“It was the hardest thing getting through that year,” said Roline, who was then a substitute teacher at the neighborhood middle school and now works as an assistant teacher. “There were times I had to take a day off of work, go there, and monitor without her seeing me. I’d watch the playground from the parking lot. Sometimes I picked her up 10 minutes early.”
“It was a journey. She made it through, but if she had remained there, she probably would have needed some therapy.”
As it turned out, Glades Day School was all Armani needed.
Head of School Amie Pitts, herself a graduate of Glades Day, has carefully crafted a safe space for learning. Character isn’t just emphasized, it’s talked about by the student body on a weekly basis.
“Environment is a very big deal, and this is a different environment,” she said. “Our mission is a safe family environment, and I think we do a very good job. We pride ourselves on family. We see it as a partnership between the home and the school to raise great kids who are successful in life.”

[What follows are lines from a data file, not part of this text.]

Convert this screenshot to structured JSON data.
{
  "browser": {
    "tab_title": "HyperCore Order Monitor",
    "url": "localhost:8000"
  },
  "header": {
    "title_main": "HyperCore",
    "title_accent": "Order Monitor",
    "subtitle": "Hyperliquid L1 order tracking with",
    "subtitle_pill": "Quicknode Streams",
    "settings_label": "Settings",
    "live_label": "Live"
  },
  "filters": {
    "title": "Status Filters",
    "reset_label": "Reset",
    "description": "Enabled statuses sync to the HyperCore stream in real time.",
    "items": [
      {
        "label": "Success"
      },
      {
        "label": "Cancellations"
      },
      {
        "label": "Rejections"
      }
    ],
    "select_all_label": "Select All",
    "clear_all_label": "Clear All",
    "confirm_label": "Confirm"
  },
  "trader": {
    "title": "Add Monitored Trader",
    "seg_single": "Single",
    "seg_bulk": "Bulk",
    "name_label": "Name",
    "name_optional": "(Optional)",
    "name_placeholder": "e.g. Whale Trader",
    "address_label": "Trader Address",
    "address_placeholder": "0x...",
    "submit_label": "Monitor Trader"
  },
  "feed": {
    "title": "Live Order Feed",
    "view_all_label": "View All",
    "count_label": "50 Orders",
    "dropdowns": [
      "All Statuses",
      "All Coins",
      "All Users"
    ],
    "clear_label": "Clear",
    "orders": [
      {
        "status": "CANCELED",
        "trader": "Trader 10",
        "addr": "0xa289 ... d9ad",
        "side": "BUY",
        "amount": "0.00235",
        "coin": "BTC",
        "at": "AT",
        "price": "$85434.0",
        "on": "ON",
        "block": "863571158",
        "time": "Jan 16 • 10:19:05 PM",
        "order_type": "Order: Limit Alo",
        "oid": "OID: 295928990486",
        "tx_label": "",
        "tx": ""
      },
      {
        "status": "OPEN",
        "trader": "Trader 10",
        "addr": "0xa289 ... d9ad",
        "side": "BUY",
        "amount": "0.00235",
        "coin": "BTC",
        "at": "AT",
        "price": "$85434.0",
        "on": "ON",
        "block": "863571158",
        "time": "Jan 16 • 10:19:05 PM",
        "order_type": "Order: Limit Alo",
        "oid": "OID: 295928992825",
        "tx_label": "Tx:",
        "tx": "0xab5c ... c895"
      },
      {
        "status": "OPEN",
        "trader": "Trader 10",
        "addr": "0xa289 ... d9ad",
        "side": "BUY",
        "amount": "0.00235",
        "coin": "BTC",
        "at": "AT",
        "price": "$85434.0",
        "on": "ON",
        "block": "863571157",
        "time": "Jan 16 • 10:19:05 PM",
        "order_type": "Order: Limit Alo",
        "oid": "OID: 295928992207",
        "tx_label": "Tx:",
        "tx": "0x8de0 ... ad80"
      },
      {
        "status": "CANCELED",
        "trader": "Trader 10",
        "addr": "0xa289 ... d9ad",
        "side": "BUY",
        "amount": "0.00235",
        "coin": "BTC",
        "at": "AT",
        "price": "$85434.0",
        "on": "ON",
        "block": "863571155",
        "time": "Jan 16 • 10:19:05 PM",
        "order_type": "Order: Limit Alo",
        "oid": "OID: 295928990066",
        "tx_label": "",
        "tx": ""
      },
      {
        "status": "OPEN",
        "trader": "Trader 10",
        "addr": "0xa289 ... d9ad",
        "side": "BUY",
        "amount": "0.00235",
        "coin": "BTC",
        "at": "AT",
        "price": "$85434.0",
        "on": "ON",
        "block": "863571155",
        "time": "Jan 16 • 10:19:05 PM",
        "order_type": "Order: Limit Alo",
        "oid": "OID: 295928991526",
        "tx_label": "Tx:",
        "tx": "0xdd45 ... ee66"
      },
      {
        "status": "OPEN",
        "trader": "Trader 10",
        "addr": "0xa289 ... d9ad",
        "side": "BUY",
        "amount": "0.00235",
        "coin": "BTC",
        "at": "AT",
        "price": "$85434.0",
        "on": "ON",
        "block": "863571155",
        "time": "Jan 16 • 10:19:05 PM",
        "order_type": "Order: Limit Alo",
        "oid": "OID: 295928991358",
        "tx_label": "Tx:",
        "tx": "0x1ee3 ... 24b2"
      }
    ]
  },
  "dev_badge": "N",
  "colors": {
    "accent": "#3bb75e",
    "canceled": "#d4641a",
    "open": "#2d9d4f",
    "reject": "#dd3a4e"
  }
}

There’s a friendly feeling that swirls through the school buildings along with the strong breeze that pushes from massive Lake Okeechobee to the north. The 30-acre campus is buttressed by cane fields to the south and east, and a sugar mill looms large across the street with smokestacks constantly churning. It’s a reminder of a life in the fields that Roline so badly wants her children to avoid.

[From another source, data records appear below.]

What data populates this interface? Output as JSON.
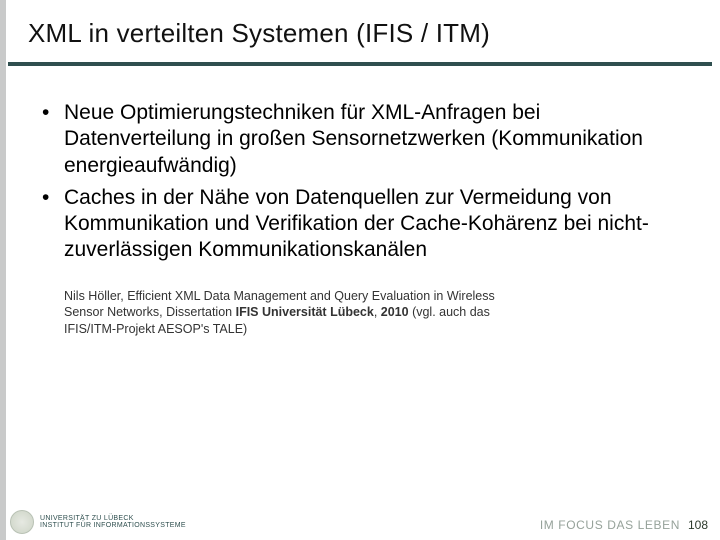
{
  "title": "XML in verteilten Systemen (IFIS / ITM)",
  "bullets": [
    "Neue Optimierungstechniken für XML-Anfragen bei Datenverteilung in großen Sensornetzwerken (Kommunikation energieaufwändig)",
    "Caches in der Nähe von Datenquellen zur Vermeidung von Kommunikation und Verifikation der Cache-Kohärenz bei nicht-zuverlässigen Kommunikationskanälen"
  ],
  "citation": {
    "text_pre": "Nils Höller, Efficient XML Data Management and Query Evaluation in Wireless Sensor Networks, Dissertation ",
    "bold1": "IFIS Universität Lübeck",
    "mid": ", ",
    "bold2": "2010",
    "text_post": " (vgl. auch das IFIS/ITM-Projekt AESOP's TALE)"
  },
  "footer": {
    "logo_line1": "UNIVERSITÄT ZU LÜBECK",
    "logo_line2": "INSTITUT FÜR INFORMATIONSSYSTEME",
    "tagline": "IM FOCUS DAS LEBEN",
    "page": "108"
  }
}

It didn’t take long for Armani to adjust. She quickly went from tentative to curious about her new school. Soon, she was talking to others without feeling scared. They were small steps.
Every Wednesday, students wear orange shirts that say “Bullying” or “Cyberbullying” in a circle with a slash through it. Every Friday, the student body gathers to talk and lift each other up.
“We talk about kindness first,” Armani said. “People talk about what we do and should do in the world. We get it right.”
By the time Armani started her second year, she was joined by older brother Lorenzo and younger brother Shemar.
“It was the best decision I could have made for my family,” Roline said. “And for Armani, it was a game-changer.”
Roline said Glades Day has made her a better, more attentive parent. She doesn’t just help with homework anymore, she has a presence at the school. Everyone knows her as “Momma Powe.”
“She is extremely engaged,” Pitts said. “She’s here every day. She’s at every single sporting event, comes to all the meetings, reads to her son in the media center. She wants better for her kids, and they’re doing very well.”
Armani is a solid B-student striving for more. She asks for help whenever she struggles with a subject. She wants to be a veterinarian someday.
She feels safe now, settled. She has learned how to be brave and confident.
When she looks back at her little self from second grade, she feels a profound difference that goes beyond her long limbs and strong shoulders. She’s comfortable in her own skin and doesn’t worry about her appearance.
Braces fixed her teeth a couple of years ago, and she must be one of the only pre-teens around who’s excited to get them put on for a second time.
“I have a big, cheesy smile,” she said. “My friends love when I smile.”
She does it all the time. Just not when she’s focused in class.
About Glades Day School
Now in its 53rd year, GDS moved from Pahokee to Belle Glade in 1973. The school is accredited by the Florida Council of Independent Schools. Teachers have an average of 20 years of experience. Nineteen GDS employees are graduates. There are 257 K-12 students, including 94 on Step Up For Students Scholarships. The school has a thriving Agri-science program that’s tied to the Future Farmers of America and features welding, gardening, even a hog pen to train students in Grades 7-12. There are also four computer labs and smartboards in several classrooms. Dual enrollment, Advanced Placement and virtual school courses are offered. The Stanford 10 test is administered every March. Annual tuition is $7,800 for K-5; $8,800 for 6-8; and $9,800 for 9-12 with financial aid available. Transportation is available as far east as Royal Palm Beach and as far west as Clewiston.
Jeff Barlis can be reached at email@example.com.